Segment Open
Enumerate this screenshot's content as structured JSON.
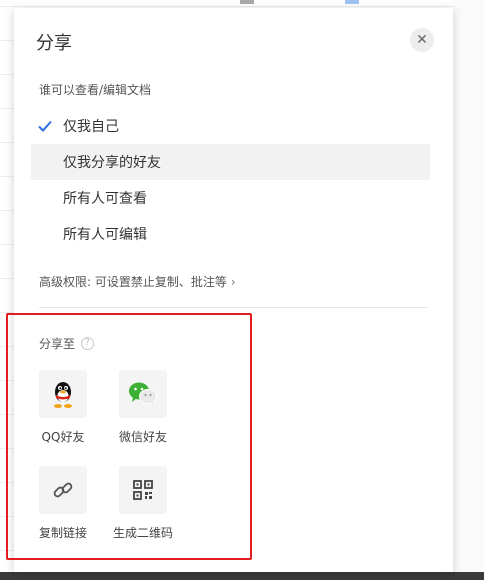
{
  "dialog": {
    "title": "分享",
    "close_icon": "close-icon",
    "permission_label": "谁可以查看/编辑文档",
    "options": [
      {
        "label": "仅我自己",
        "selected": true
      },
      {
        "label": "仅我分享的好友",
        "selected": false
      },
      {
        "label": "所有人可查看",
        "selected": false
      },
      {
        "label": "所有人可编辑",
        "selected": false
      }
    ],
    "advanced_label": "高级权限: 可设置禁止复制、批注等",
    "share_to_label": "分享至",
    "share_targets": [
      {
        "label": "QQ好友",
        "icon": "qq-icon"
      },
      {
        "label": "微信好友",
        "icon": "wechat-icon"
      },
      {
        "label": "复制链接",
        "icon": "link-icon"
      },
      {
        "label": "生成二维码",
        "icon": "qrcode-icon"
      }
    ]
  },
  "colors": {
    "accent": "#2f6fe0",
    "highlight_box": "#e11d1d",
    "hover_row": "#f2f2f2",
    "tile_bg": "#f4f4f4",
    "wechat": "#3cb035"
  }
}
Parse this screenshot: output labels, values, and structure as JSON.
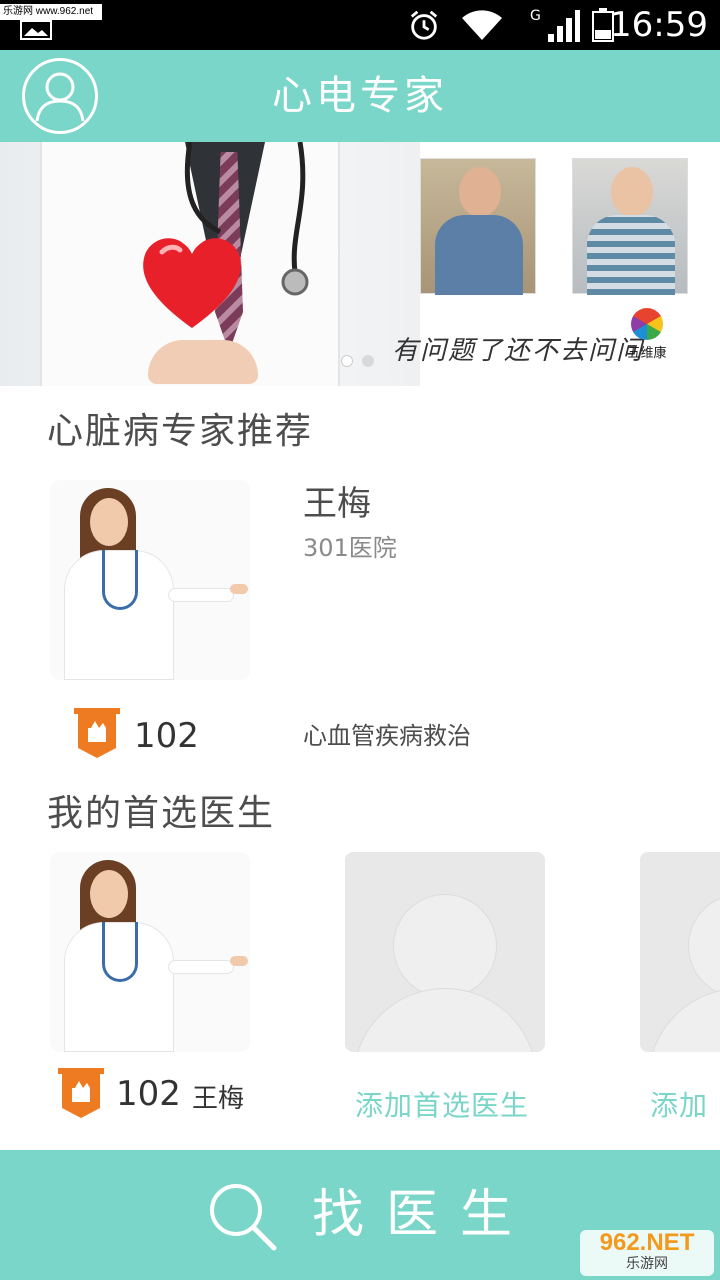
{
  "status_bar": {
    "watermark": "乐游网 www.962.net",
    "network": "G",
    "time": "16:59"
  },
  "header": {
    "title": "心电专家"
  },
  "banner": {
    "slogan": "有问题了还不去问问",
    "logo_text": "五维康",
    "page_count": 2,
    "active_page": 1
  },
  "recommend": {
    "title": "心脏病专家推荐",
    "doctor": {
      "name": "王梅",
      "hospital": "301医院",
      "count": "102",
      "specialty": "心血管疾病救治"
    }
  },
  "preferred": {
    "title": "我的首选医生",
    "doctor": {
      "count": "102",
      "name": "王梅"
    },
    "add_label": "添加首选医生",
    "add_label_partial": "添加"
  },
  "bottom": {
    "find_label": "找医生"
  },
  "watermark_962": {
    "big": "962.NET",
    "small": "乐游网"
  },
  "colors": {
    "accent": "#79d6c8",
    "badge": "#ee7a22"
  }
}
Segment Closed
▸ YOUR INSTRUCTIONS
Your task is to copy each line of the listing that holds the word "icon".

▸ WRITTEN RESPONSE
    "close_icon": "close-icon",
        "icon": "qq-icon"
        "icon": "wechat-icon"
        "icon": "link-icon"
        "icon": "qrcode-icon"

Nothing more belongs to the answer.